- Pregnant women and gum disease
- Stages of gum disease
- Severe gum disease can instigate joint replacement infections
- Gum disease is silent and deadly
- Plaque – A visible dental problem
- Undetected gum and bone disease
- Gingivitis – Oral gum disease
Pregnant women and gum disease
Many mothers have experienced gum disease, dental pain and/or tooth extraction during or shortly after their pregnancy. This is often seen as being a “normal” side effect of being pregnant. However Dr. Cohen feels that dental disease, which is an infection of the teeth and/or gums, is not “normal” for any patient.
There are three basic events that happen during pregnancy which make the patient more susceptible to dental disease.
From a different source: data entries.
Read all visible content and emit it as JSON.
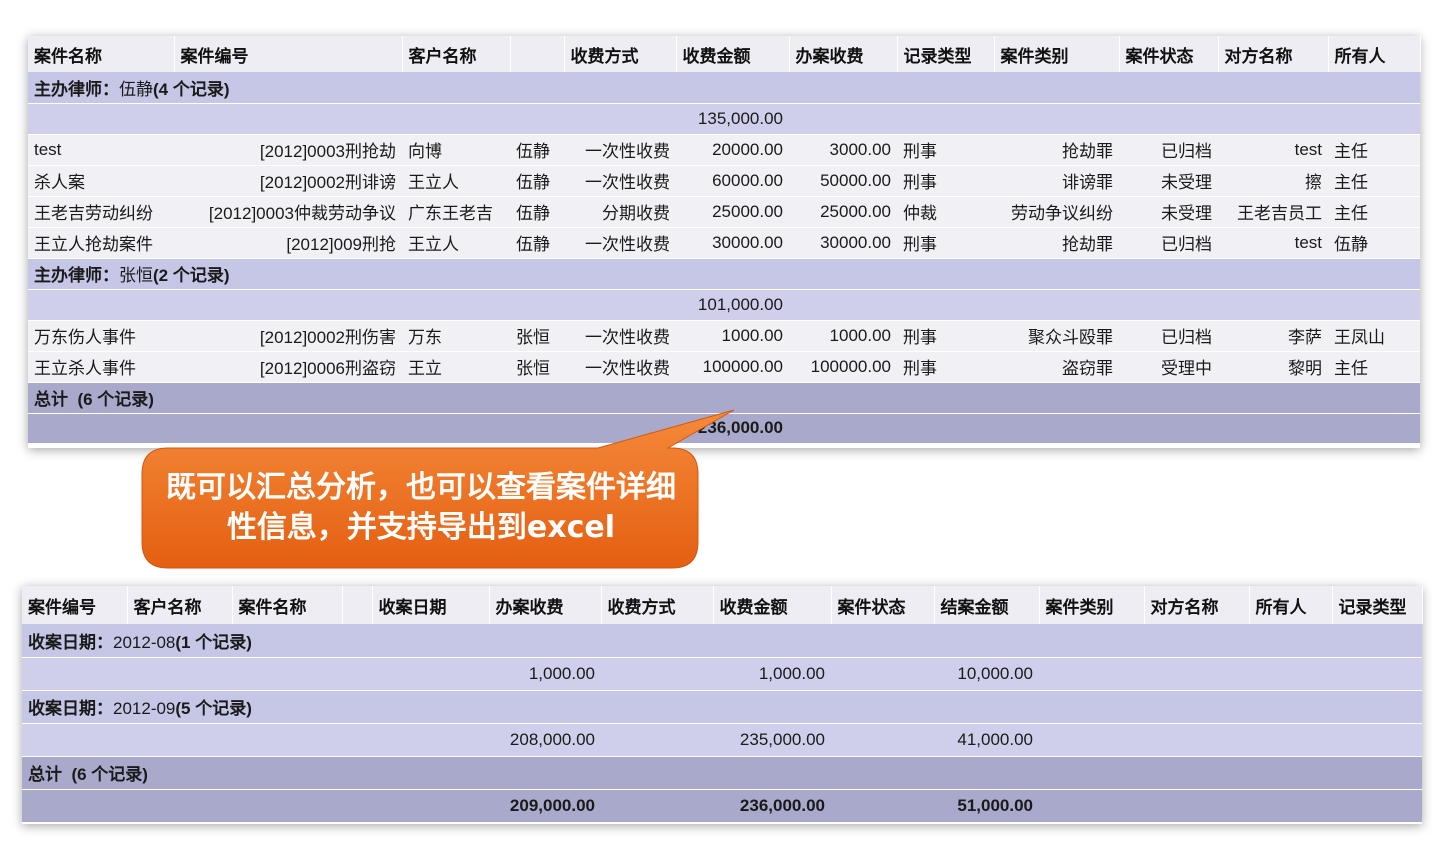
{
  "top_report": {
    "headers": [
      "案件名称",
      "案件编号",
      "客户名称",
      "",
      "收费方式",
      "收费金额",
      "办案收费",
      "记录类型",
      "案件类别",
      "案件状态",
      "对方名称",
      "所有人"
    ],
    "groups": [
      {
        "label": "主办律师：",
        "value": "伍静",
        "count": "(4 个记录)",
        "subtotal": "135,000.00",
        "rows": [
          [
            "test",
            "[2012]0003刑抢劫",
            "向博",
            "伍静",
            "一次性收费",
            "20000.00",
            "3000.00",
            "刑事",
            "抢劫罪",
            "已归档",
            "test",
            "主任"
          ],
          [
            "杀人案",
            "[2012]0002刑诽谤",
            "王立人",
            "伍静",
            "一次性收费",
            "60000.00",
            "50000.00",
            "刑事",
            "诽谤罪",
            "未受理",
            "擦",
            "主任"
          ],
          [
            "王老吉劳动纠纷",
            "[2012]0003仲裁劳动争议",
            "广东王老吉",
            "伍静",
            "分期收费",
            "25000.00",
            "25000.00",
            "仲裁",
            "劳动争议纠纷",
            "未受理",
            "王老吉员工",
            "主任"
          ],
          [
            "王立人抢劫案件",
            "[2012]009刑抢",
            "王立人",
            "伍静",
            "一次性收费",
            "30000.00",
            "30000.00",
            "刑事",
            "抢劫罪",
            "已归档",
            "test",
            "伍静"
          ]
        ]
      },
      {
        "label": "主办律师：",
        "value": "张恒",
        "count": "(2 个记录)",
        "subtotal": "101,000.00",
        "rows": [
          [
            "万东伤人事件",
            "[2012]0002刑伤害",
            "万东",
            "张恒",
            "一次性收费",
            "1000.00",
            "1000.00",
            "刑事",
            "聚众斗殴罪",
            "已归档",
            "李萨",
            "王凤山"
          ],
          [
            "王立杀人事件",
            "[2012]0006刑盗窃",
            "王立",
            "张恒",
            "一次性收费",
            "100000.00",
            "100000.00",
            "刑事",
            "盗窃罪",
            "受理中",
            "黎明",
            "主任"
          ]
        ]
      }
    ],
    "total_label": "总计",
    "total_count": "(6 个记录)",
    "total_amount": "236,000.00"
  },
  "bottom_report": {
    "headers": [
      "案件编号",
      "客户名称",
      "案件名称",
      "",
      "收案日期",
      "办案收费",
      "收费方式",
      "收费金额",
      "案件状态",
      "结案金额",
      "案件类别",
      "对方名称",
      "所有人",
      "记录类型"
    ],
    "groups": [
      {
        "label": "收案日期：",
        "value": "2012-08",
        "count": "(1 个记录)",
        "handling_fee": "1,000.00",
        "charge_amount": "1,000.00",
        "closing_amount": "10,000.00"
      },
      {
        "label": "收案日期：",
        "value": "2012-09",
        "count": "(5 个记录)",
        "handling_fee": "208,000.00",
        "charge_amount": "235,000.00",
        "closing_amount": "41,000.00"
      }
    ],
    "total_label": "总计",
    "total_count": "(6 个记录)",
    "total_handling_fee": "209,000.00",
    "total_charge_amount": "236,000.00",
    "total_closing_amount": "51,000.00"
  },
  "callout": {
    "text": "既可以汇总分析，也可以查看案件详细性信息，并支持导出到excel",
    "color": "#ee6d1c"
  }
}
First, hormonal changes may make the gums more susceptible to gum disease.
Second, pregnant women tend to eat smaller, more frequent meals, exposing their teeth and gums to sugars and acids more often. Third, cravings for “junk foods” and inadequate oral hygiene pose an increased threat to the teeth and gums.
Pregnant women in the Mission Viejo area are advised to schedule a dental evaluation and receivepreventive dental care at Daniel Jeffrey Cohen DDS. Personalized oral hygiene instruction by Dr. Cohen will be given to fight disease and promote overall good health for the mother and her baby.
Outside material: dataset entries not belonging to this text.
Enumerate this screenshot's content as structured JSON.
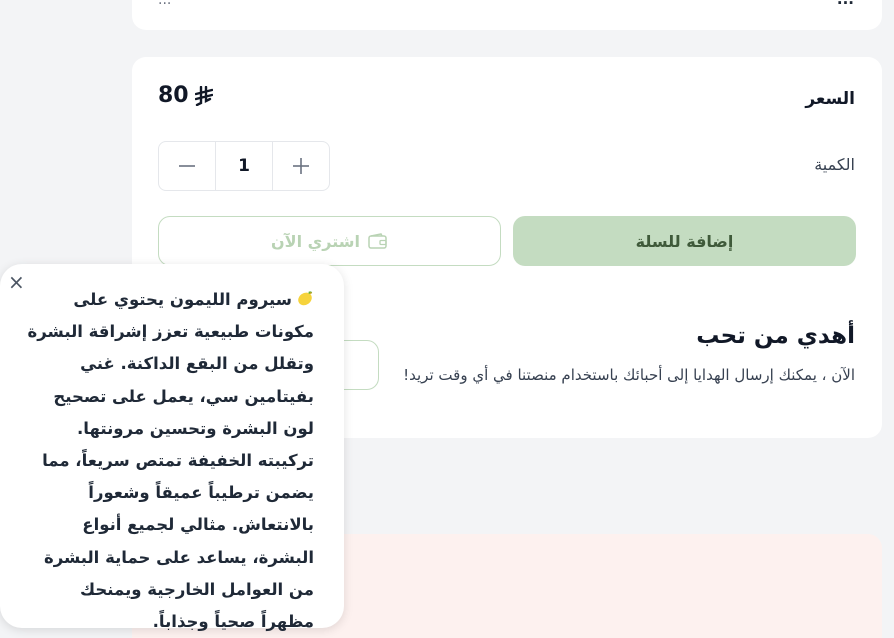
{
  "top_card": {
    "right_text": "...",
    "left_text": "..."
  },
  "price": {
    "label": "السعر",
    "value": "80",
    "currency_symbol": "⃁"
  },
  "quantity": {
    "label": "الكمية",
    "value": "1",
    "minus": "−",
    "plus": "+"
  },
  "actions": {
    "add_to_cart": "إضافة للسلة",
    "buy_now": "اشتري الآن"
  },
  "gift": {
    "title": "أهدي من تحب",
    "description": "الآن ، يمكنك إرسال الهدايا إلى أحبائك باستخدام منصتنا في أي وقت تريد!"
  },
  "popup": {
    "close": "×",
    "text": "سيروم الليمون يحتوي على مكونات طبيعية تعزز إشراقة البشرة وتقلل من البقع الداكنة. غني بفيتامين سي، يعمل على تصحيح لون البشرة وتحسين مرونتها. تركيبته الخفيفة تمتص سريعاً، مما يضمن ترطيباً عميقاً وشعوراً بالانتعاش. مثالي لجميع أنواع البشرة، يساعد على حماية البشرة من العوامل الخارجية ويمنحك مظهراً صحياً وجذاباً."
  },
  "colors": {
    "accent_green": "#c4dcc1",
    "pink_section": "#fdf1ef",
    "background": "#f3f4f6"
  }
}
Stages of gum disease
The American Dental Association says that over 75-80% of all adults, even in the Mission Viejo, Laguna Niguel and Ladera Ranch area, have or will have some form of gum disease.
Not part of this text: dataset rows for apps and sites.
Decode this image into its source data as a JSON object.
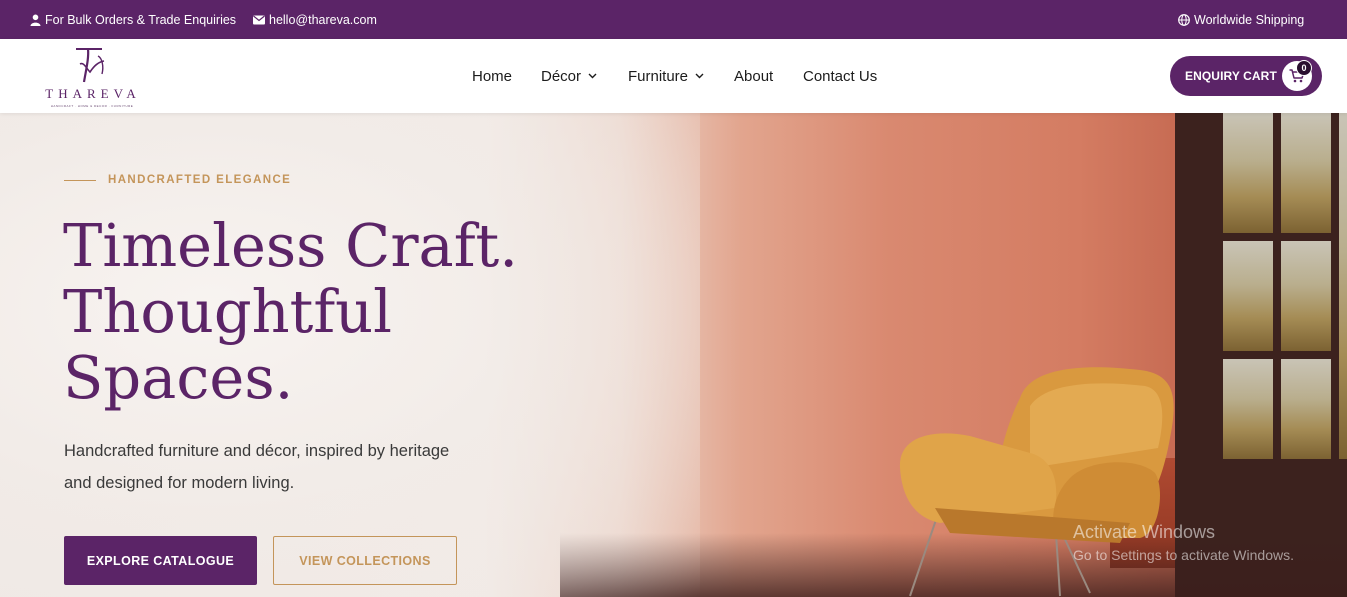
{
  "topbar": {
    "bulk_text": "For Bulk Orders & Trade Enquiries",
    "email": "hello@thareva.com",
    "shipping": "Worldwide Shipping"
  },
  "header": {
    "logo_word": "THAREVA",
    "logo_tagline": "HANDCRAFT · HOME & DECOR · FURNITURE",
    "nav": {
      "home": "Home",
      "decor": "Décor",
      "furniture": "Furniture",
      "about": "About",
      "contact": "Contact Us"
    },
    "cart_label": "ENQUIRY CART",
    "cart_count": "0"
  },
  "hero": {
    "kicker": "HANDCRAFTED ELEGANCE",
    "headline_line1": "Timeless Craft.",
    "headline_line2": "Thoughtful",
    "headline_line3": "Spaces.",
    "sub_line1": "Handcrafted furniture and décor, inspired by heritage",
    "sub_line2": "and designed for modern living.",
    "cta_primary": "EXPLORE CATALOGUE",
    "cta_secondary": "VIEW COLLECTIONS"
  },
  "watermark": {
    "title": "Activate Windows",
    "subtitle": "Go to Settings to activate Windows."
  },
  "colors": {
    "brand_purple": "#5b2467",
    "accent_gold": "#c4955a"
  }
}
Gum disease, or more correctly called “periodontal disease”, is a bacterial infection in the gums and supporting structures of the teeth. It can be divided into several categories.
The first stage is called “gingivitis” and is characterized by gum tissue that is red, puffy, and bleeds easily when touched with a toothbrush, floss or dental instrument.
The second, third, and fourth stages are initial, moderate, and advanced “periodontal disease”, respectively. These stages are different from gingivitis because the infection has destroyed the bone supporting the teeth, causing eventual tooth loss. At Daniel Jeffrey Cohen DDS the treatment is more involved at these stages, usually consisting of a special cleaning with anesthesia and sometimes gum surgery.
Severe gum disease can instigate joint replacement infections
Periodontal disease is a commonly occurring oral infection of the adult population (80% of adults are affected) destroying the bony support of the teeth. This infection slowly progresses over the lifetime of the patient and is often manifested in the advanced stage in the senior population.
Because of the lack of any discomfort to the patient until total loss of bony support to the teeth, many adults are unaware that they have this infection until they visit Daniel Jeffrey Cohen DDS. However, the bacteria from this bone destroying disease, especially in the more advanced cases, has been attributed to possible infection of joint replacements.
Candidates for joint replacements who have not been seen by Dr. Cohen in over a year should consider a thorough dental evaluation of their teeth and gums before surgery.
Depending on the severity of the infection, treatment of gum infections and tooth abscesses may take from two weeks to two months before the patient reaches adequate health before surgery.
Undetected gum and bone disease
Dr. Cohen feels that prevention is an overused word in our vocabulary but we all know it works. You see it in what you do every day. Who wouldn’t rather prevent a crisis than manage one?
In the Mission Viejo area awareness of gum and underlying bone disease is very low. Only 50% of the population visits a dentist on a regular basis. Of that 50%, 80% have some degree of gum and bone disease. It is an epidemic. Were this any other disease, we would be calling on the CDC for immediate action!
Gingivitis – Oral gum disease
Gingivitis is the most common periodontal disease, affecting 90% of the population, including our local Mission Viejo area community. It is an infection of the gums caused by bacteria that form plaque.
In small amounts (when it is newly formed), plaque is invisible and relatively harmless. But when left to accumulate, it increases in volume and the proportion of harmful bacteria grows.
These bacteria release toxins that result in inflammation of the gum tissue. Eventually, the plaque hardens and forms hard deposits called calculus or tartar.